We arrived at Stradbroke with everything there in flying form as usual. Active Outdoor Sports know how to put on an event and this didn’t disappoint. Iain quickly registered and off to transition we went. Georgie, one of the head marshals there, kindly asked where abouts in transition would it be most useful to place the tandem. After a little debate we decide to try and stay out of everyones way and place it right next to bike out in a corner where no one could trip over it.

Tandem, shoes, helmet sorted in transition it was now time to weight. With the fog easing and my nerves calming the time ticked by nice and quickly. 09:09 was Iain’s swim time, after his 160m pool swim he’d rush out into transition where he would find me with the tandem and off we’d go. So as to plan I left at the poolside and ventured out into to transition. Although the fog had cleared the temperature had was still COLD!!! Trying to stay warm in transition I resorted to squats (not advisable in a ti-suit) and a bit of dancing, to the amusement of the marshals. 

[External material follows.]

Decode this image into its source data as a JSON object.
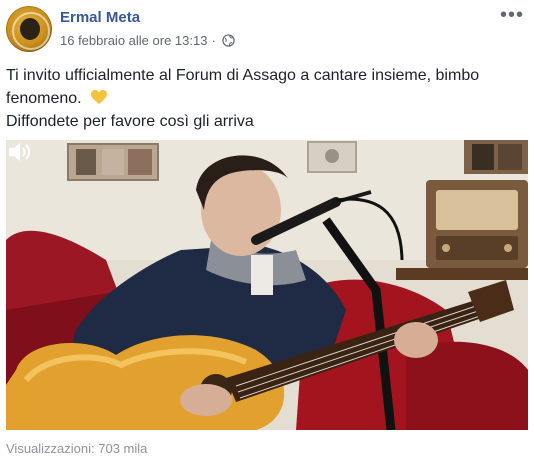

Iain comes rushing out of the pool into transition and we are off. Helmets on, shoes on, tandem off the rack and we waddle out over the mount line. “Right foot in?”…’click’ …”In” and off we go. Round the first left hand turn, up the road round another left hander and into a rhythm. This was only my 3rd ride on a tandem and the first in a race, so I had warned Iain that we probably weren’t going to be too quick. Well the first down hill section in to a right hand turn really proved to me how much thinking I was going to have to give this. Flying down the slight hill I realised double the weight, nearly the same drag, and the same 25mm tyres as everyone else bikes was going to make for quick descending. Around that corner and I started to feel at home a little more on it. 

I would like to say a massive thank you to Simon, the race director, for spray painting the pot holes with orange paint. I will make sure to take out shares in the paint company next year before this race, because he used A LOT of paint. There were holes everywhere. Big, gapping ditches in the middle of the road. Dodging and weaving these whilst being slung round corners, we slowly started real others in but this wasn’t the aim of the ride, or the race. To make it round safely and enjoy ourselves was the aim and we defiantly did that. 

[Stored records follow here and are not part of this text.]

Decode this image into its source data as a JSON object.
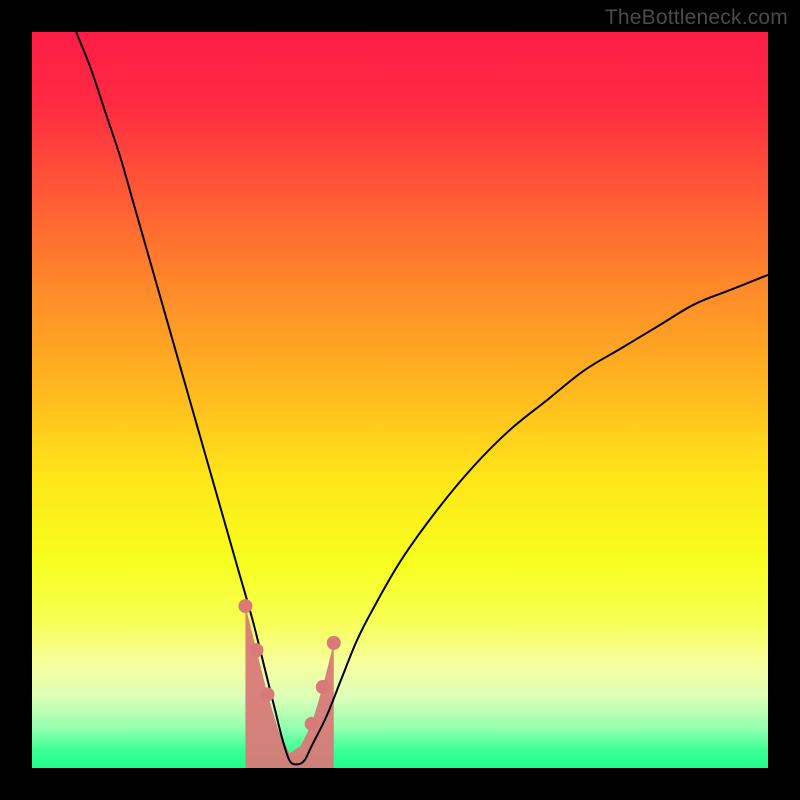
{
  "watermark": {
    "text": "TheBottleneck.com"
  },
  "gradient": {
    "stops": [
      {
        "offset": 0.0,
        "color": "#ff1c47"
      },
      {
        "offset": 0.1,
        "color": "#ff2b42"
      },
      {
        "offset": 0.22,
        "color": "#ff5a36"
      },
      {
        "offset": 0.35,
        "color": "#ff8a2a"
      },
      {
        "offset": 0.48,
        "color": "#ffb61f"
      },
      {
        "offset": 0.6,
        "color": "#ffe419"
      },
      {
        "offset": 0.72,
        "color": "#f7ff1e"
      },
      {
        "offset": 0.8,
        "color": "#f7ff55"
      },
      {
        "offset": 0.86,
        "color": "#f6ffa0"
      },
      {
        "offset": 0.905,
        "color": "#dcffb8"
      },
      {
        "offset": 0.945,
        "color": "#94ffb0"
      },
      {
        "offset": 0.975,
        "color": "#3eff95"
      },
      {
        "offset": 1.0,
        "color": "#1cff8c"
      }
    ]
  },
  "chart_data": {
    "type": "line",
    "title": "",
    "xlabel": "",
    "ylabel": "",
    "xlim": [
      0,
      100
    ],
    "ylim": [
      0,
      100
    ],
    "grid": false,
    "description": "V-shaped bottleneck curve with minimum near x≈35%; overlay shaded band of interest and highlighted points near the trough.",
    "series": [
      {
        "name": "bottleneck-curve",
        "type": "line",
        "stroke": "#000000",
        "x": [
          6,
          8,
          10,
          12,
          14,
          16,
          18,
          20,
          22,
          24,
          26,
          28,
          30,
          32,
          33,
          34,
          35,
          36,
          37,
          38,
          40,
          42,
          44,
          46,
          50,
          55,
          60,
          65,
          70,
          75,
          80,
          85,
          90,
          95,
          100
        ],
        "values": [
          100,
          95,
          89,
          83,
          76,
          69,
          62,
          55,
          48,
          41,
          34,
          27,
          20,
          12,
          8,
          4,
          1,
          0.5,
          1,
          3,
          7,
          12,
          17,
          21,
          28,
          35,
          41,
          46,
          50,
          54,
          57,
          60,
          63,
          65,
          67
        ]
      },
      {
        "name": "marker-band",
        "type": "band",
        "fill": "#d87a78",
        "x": [
          29,
          30.5,
          32,
          33.5,
          35,
          36.5,
          38,
          39.5,
          41
        ],
        "top": [
          22,
          16,
          10,
          5,
          2,
          3,
          6,
          11,
          17
        ],
        "bottom": [
          0,
          0,
          0,
          0,
          0,
          0,
          0,
          0,
          0
        ]
      },
      {
        "name": "marker-points",
        "type": "scatter",
        "fill": "#d87a78",
        "x": [
          29,
          30.5,
          32,
          38,
          39.5,
          41
        ],
        "values": [
          22,
          16,
          10,
          6,
          11,
          17
        ]
      }
    ]
  }
}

Into transition with our helmets off and running shoes on we headed out on to the run. As it was a small race around a lot of single track fields we weren’t tethered at the wrist. This helped me as Iain is a much stronger runner than me at the moment. Getting cheered on by our sponsors Tri Harder helped! Although I tried my best to ‘guide’ Iain around the course I was more just shouting making directions and little bits of information from behind him most of the time. 

Crossing the line I definitely felt spent while Iain claimed his legs had only just warmed up. In a time of 48:40 we placed 7th overall. A massive congratulations to Tom Huband who dominated the field with an out standing bike split of 26:00 for 17km on a course that is HARD WORK! It was brilliant to see so many friendly and failure faces. A massive THANK YOU    to the race organisers and our sponsors: Chestnut Nursery, Tri -Harder, Ride Harder, Schwalbe Tyres, Xtenex Laces and Sport Link

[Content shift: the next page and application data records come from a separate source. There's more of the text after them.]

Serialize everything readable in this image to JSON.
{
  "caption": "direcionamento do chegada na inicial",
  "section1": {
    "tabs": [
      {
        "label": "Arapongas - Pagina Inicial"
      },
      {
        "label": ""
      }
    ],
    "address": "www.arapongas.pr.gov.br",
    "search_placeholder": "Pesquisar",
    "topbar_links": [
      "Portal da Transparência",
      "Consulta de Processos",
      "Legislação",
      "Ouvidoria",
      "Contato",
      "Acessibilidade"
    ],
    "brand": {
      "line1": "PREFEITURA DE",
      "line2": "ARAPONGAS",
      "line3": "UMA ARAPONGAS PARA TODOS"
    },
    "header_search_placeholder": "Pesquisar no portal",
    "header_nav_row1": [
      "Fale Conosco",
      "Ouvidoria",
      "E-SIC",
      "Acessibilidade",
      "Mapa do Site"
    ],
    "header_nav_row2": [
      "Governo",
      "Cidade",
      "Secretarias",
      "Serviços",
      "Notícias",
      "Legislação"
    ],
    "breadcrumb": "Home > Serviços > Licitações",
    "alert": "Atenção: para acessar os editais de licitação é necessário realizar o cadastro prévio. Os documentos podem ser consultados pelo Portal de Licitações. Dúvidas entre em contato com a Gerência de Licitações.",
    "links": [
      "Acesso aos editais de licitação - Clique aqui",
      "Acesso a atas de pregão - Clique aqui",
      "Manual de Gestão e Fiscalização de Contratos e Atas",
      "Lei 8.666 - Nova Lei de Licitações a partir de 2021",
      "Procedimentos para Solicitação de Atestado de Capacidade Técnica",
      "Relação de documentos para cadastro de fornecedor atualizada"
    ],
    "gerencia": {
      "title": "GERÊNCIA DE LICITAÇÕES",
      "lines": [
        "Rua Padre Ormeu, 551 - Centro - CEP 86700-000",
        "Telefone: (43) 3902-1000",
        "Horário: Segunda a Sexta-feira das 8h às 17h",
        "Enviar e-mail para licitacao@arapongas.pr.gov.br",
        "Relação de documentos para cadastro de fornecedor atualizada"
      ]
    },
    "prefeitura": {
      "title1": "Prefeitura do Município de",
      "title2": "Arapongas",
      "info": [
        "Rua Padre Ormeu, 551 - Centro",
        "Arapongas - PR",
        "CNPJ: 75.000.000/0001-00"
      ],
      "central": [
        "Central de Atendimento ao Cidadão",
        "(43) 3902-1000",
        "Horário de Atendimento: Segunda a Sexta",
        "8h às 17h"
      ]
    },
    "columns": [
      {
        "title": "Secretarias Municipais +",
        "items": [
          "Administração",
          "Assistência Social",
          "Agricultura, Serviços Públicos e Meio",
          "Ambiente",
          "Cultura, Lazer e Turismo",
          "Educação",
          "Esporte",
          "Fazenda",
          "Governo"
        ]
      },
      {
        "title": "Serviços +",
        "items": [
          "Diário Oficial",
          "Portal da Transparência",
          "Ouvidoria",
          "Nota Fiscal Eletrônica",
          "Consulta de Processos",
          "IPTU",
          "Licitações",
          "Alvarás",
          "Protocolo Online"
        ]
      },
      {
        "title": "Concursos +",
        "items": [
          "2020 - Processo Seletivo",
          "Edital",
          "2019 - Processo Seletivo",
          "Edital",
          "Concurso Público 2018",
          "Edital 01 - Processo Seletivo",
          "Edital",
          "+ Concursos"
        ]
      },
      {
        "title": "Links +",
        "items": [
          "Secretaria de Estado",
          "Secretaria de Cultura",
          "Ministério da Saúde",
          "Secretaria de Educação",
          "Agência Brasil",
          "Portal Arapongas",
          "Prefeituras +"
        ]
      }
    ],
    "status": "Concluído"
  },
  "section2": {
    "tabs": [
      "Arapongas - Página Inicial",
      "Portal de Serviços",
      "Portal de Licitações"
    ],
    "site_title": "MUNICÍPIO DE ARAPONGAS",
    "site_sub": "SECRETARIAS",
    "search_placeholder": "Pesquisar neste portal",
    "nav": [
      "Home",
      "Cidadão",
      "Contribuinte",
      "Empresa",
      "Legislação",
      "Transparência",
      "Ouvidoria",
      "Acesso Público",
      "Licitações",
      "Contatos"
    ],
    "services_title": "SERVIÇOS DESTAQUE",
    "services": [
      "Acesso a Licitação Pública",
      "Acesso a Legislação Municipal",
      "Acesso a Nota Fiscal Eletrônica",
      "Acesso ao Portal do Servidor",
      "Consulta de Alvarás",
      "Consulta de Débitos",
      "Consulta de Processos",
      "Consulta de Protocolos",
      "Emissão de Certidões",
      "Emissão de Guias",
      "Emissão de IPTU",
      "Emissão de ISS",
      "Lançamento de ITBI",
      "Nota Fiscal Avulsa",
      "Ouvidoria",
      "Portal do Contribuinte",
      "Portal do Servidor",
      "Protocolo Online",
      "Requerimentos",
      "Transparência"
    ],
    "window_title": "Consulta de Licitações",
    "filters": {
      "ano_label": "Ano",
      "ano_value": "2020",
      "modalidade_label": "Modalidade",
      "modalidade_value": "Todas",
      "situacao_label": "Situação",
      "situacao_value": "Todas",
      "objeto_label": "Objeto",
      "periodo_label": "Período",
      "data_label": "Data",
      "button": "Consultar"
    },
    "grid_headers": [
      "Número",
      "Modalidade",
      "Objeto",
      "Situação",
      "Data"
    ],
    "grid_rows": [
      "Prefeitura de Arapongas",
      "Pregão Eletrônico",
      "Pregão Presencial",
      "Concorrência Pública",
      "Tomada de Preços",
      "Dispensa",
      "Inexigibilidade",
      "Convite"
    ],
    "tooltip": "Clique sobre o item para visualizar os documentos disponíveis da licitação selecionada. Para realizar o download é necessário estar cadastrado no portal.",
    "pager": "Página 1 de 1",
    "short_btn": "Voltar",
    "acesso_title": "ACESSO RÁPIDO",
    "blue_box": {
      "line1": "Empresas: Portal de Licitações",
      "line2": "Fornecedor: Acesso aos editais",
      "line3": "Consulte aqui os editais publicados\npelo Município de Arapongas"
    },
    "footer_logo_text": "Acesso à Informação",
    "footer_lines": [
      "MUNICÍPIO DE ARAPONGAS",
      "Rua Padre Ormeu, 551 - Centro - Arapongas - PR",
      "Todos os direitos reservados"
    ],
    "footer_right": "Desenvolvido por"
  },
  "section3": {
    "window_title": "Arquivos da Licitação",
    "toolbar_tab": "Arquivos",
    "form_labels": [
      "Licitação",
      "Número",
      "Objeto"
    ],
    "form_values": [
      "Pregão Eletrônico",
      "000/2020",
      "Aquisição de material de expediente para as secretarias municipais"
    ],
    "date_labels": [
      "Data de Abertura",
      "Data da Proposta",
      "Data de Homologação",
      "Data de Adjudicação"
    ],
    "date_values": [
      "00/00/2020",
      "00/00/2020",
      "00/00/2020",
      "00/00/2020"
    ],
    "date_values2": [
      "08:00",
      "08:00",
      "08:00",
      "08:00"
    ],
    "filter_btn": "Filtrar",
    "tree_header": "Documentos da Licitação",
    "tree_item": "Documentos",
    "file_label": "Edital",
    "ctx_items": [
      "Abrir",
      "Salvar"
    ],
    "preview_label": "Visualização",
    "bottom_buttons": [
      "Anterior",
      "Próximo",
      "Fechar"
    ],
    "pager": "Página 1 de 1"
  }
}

Would I do it again????? In a heart beat. Guiding Iain was some of the best fun I have had in a race for years!

Wroxham 5K - Rob Aldous

Nostalgia was the main feeling turning up to sign on at my old high school, that being said it meant that I knew the roads we ran on well and it added to a sense of ease on this run. It was a fun race from the start slowly passing through the ranks getting further and further forward is always good feeling heading into the last kilometre I felt strong and started to ready myself for one final kick at the end which I probably left slightly late managing to cross the line at 19:57 just managing to beat my sub twenty goal and set a new personal best. I’m looking forward to the next race in the series with the goal of taking a few more seconds off my time.